        'n1': 'buried value',
        'n2': 'another buried value'
    'nested_list': [
            'first_nested': 'really getting confusing',
            'second_nested': 'are we following all of this?"

Normally, to access the values in the dictionary, I need to make sure and very specifically reference all the right values with no typos. If I want to retrieve the value saved in the n1 key, I need to correctly type...


Since I work in Jupyter most of the time, I take advantage of completion and introspection to discover properties and avoid typos. Python dictionaries do not help much with this, but Python Objects do. This logically begs the question, how to create the nested object heirarchy so I can access the same value using dot syntax.


While with simple dictionaries this is not a huge issue, when working with responses from REST endpoints, the returned JSON messages can get absolutely huge. Easier access to all the properties makes life a lot easier. The following small object declaration can be used to convert deeply nested dictionaries into nested objects.

class DictObj:
    def __init__(self, in_dict:dict):
    	assert isinstance(in_dict, dict)
        for key, val in in_dict.items():
            if isinstance(val, (list, tuple)):
               setattr(self, key, [DictObj(x) if isinstance(x, dict) else x for x in val])
               setattr(self, key, DictObj(val) if isinstance(val, dict) else val)

This makes digging into deep JSON responses from REST endpoints a lot easier. Starting simply enough, the above dictionary is converted into a nested object.

my_obj = DictObt(my_dict)

Then, accessing properties is as simple as using dot syntax.


Since this is something I frequently encoounter when digging into JSON from REST responses, I will use the USGS Real-Time Streamflows as a real world example.

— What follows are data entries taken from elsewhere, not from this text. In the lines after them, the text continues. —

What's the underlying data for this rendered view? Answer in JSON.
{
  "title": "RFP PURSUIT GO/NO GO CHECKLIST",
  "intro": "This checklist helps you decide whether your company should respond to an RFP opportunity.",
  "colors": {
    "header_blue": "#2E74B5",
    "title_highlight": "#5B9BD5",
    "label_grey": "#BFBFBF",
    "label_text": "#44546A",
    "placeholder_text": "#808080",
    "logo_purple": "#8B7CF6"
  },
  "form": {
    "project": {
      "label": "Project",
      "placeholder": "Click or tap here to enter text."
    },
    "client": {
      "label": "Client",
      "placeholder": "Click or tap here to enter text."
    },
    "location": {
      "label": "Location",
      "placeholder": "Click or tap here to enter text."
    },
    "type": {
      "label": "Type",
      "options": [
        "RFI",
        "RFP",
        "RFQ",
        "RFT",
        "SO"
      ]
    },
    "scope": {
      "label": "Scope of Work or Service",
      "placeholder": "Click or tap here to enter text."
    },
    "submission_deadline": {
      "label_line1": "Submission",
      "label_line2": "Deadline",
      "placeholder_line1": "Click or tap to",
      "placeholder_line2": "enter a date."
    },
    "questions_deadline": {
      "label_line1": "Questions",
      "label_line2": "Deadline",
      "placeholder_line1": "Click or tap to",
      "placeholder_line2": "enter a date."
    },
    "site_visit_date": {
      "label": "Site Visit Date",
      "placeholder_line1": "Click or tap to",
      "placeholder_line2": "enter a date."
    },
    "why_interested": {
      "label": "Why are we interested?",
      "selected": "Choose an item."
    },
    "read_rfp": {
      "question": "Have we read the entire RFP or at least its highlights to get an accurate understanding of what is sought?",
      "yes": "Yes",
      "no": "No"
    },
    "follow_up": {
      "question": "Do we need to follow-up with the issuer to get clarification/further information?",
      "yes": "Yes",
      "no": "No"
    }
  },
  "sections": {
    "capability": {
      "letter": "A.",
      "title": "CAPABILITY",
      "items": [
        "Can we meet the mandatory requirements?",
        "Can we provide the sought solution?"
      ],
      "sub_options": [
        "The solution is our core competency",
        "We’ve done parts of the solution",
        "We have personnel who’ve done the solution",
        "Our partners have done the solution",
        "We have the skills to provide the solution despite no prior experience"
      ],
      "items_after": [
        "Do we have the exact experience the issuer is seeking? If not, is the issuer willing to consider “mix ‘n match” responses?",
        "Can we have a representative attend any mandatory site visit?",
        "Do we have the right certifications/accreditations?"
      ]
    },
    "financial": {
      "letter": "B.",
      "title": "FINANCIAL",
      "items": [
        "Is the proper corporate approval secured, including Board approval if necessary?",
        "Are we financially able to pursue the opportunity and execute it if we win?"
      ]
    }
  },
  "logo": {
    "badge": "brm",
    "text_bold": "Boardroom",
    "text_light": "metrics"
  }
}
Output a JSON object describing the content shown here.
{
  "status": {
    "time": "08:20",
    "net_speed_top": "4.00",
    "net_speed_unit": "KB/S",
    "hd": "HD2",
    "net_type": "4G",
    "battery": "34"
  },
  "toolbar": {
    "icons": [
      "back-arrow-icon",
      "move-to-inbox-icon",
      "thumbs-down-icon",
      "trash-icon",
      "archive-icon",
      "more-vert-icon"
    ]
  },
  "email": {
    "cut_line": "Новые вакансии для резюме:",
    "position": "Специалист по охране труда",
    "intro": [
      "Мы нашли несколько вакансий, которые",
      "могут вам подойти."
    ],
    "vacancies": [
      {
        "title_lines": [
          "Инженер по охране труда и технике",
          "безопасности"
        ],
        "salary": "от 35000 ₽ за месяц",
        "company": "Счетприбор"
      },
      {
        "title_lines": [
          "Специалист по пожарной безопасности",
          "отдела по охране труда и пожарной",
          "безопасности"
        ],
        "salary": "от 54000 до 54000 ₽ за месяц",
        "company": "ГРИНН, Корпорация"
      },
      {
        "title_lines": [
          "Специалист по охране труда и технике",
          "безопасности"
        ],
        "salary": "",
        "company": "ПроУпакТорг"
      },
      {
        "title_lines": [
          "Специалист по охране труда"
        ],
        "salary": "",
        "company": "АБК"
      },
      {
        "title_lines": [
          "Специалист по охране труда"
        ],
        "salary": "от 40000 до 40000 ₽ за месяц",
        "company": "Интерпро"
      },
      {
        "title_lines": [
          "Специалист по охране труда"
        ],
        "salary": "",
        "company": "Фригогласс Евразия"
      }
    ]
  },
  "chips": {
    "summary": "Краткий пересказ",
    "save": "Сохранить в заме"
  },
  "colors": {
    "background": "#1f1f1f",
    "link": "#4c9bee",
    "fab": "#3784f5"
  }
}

import requests

url = ''
params = {
    'format': 'json',
    'sites': '12080010',
    'parameterCd': '00060',
    'siteStatus': 'all'

# retrieve the most recent real time streamflow observations
res = requests.get(url, params=params)

# convert the json body into a dictionary
res_json = res.json()

# convert the json to a nested object
res_obj = DictObj(res_json)

# dig deep into the response to get the most recent (last in list) value
str_obs = res_obj.value.timeSeries[-1].values[-1].value[-1].value

# since stuck as a string, convert to an integer, and done!
int_obs = int(str_obs)

This little trick has made my life a lot easier when dealing with tangled JSON coming back from REST endpoints. Hopefully, it also makes your life a little easier as well!